*Material provided*.

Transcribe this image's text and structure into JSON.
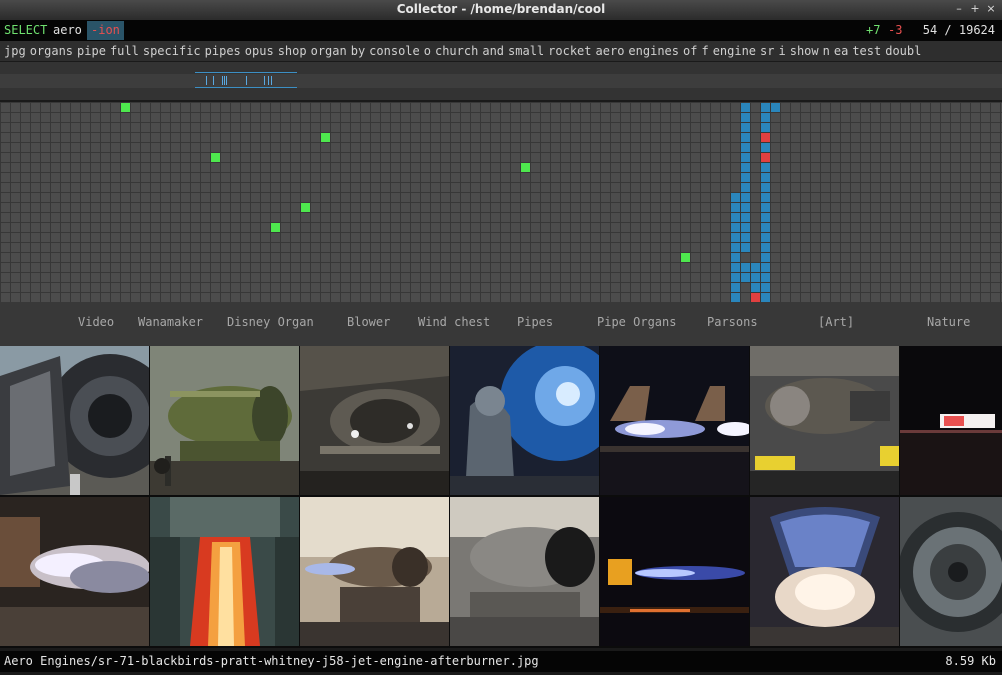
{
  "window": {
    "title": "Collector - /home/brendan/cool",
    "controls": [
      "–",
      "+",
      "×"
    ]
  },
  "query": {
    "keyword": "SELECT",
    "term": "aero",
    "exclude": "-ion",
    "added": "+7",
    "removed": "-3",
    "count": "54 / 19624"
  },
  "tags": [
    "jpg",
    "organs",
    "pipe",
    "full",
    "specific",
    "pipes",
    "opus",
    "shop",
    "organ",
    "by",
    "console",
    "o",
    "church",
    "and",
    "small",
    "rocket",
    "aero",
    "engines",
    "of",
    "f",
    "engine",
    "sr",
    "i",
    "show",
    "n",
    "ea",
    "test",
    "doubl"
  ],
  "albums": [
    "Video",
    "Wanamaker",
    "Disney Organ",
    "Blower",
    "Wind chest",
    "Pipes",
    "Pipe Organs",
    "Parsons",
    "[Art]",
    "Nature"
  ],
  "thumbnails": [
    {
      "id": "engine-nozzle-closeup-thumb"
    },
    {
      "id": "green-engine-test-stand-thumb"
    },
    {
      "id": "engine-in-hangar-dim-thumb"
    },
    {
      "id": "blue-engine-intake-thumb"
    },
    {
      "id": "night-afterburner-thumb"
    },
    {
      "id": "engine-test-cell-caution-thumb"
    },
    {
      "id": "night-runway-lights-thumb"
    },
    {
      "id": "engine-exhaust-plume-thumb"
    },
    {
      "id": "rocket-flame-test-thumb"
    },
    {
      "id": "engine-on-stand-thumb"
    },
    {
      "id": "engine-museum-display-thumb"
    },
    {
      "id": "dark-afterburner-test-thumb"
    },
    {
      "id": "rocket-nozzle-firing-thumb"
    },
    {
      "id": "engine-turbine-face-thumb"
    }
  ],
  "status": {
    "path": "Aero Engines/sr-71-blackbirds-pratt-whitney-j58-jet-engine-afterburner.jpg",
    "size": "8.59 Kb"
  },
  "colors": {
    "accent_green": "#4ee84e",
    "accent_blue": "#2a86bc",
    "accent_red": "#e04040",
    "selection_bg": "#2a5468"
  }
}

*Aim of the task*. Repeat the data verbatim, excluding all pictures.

*Solution below*.
Transcribe this image's text and structure into JSON.
{
  "window": {
    "title": "Collector - /home/brendan/cool",
    "controls": [
      "–",
      "+",
      "×"
    ]
  },
  "query": {
    "keyword": "SELECT",
    "term": "aero",
    "exclude": "-ion",
    "added": "+7",
    "removed": "-3",
    "count": "54 / 19624"
  },
  "tags": [
    "jpg",
    "organs",
    "pipe",
    "full",
    "specific",
    "pipes",
    "opus",
    "shop",
    "organ",
    "by",
    "console",
    "o",
    "church",
    "and",
    "small",
    "rocket",
    "aero",
    "engines",
    "of",
    "f",
    "engine",
    "sr",
    "i",
    "show",
    "n",
    "ea",
    "test",
    "doubl"
  ],
  "albums": [
    "Video",
    "Wanamaker",
    "Disney Organ",
    "Blower",
    "Wind chest",
    "Pipes",
    "Pipe Organs",
    "Parsons",
    "[Art]",
    "Nature"
  ],
  "thumbnails": [
    {
      "id": "engine-nozzle-closeup-thumb"
    },
    {
      "id": "green-engine-test-stand-thumb"
    },
    {
      "id": "engine-in-hangar-dim-thumb"
    },
    {
      "id": "blue-engine-intake-thumb"
    },
    {
      "id": "night-afterburner-thumb"
    },
    {
      "id": "engine-test-cell-caution-thumb"
    },
    {
      "id": "night-runway-lights-thumb"
    },
    {
      "id": "engine-exhaust-plume-thumb"
    },
    {
      "id": "rocket-flame-test-thumb"
    },
    {
      "id": "engine-on-stand-thumb"
    },
    {
      "id": "engine-museum-display-thumb"
    },
    {
      "id": "dark-afterburner-test-thumb"
    },
    {
      "id": "rocket-nozzle-firing-thumb"
    },
    {
      "id": "engine-turbine-face-thumb"
    }
  ],
  "status": {
    "path": "Aero Engines/sr-71-blackbirds-pratt-whitney-j58-jet-engine-afterburner.jpg",
    "size": "8.59 Kb"
  },
  "colors": {
    "accent_green": "#4ee84e",
    "accent_blue": "#2a86bc",
    "accent_red": "#e04040",
    "selection_bg": "#2a5468"
  }
}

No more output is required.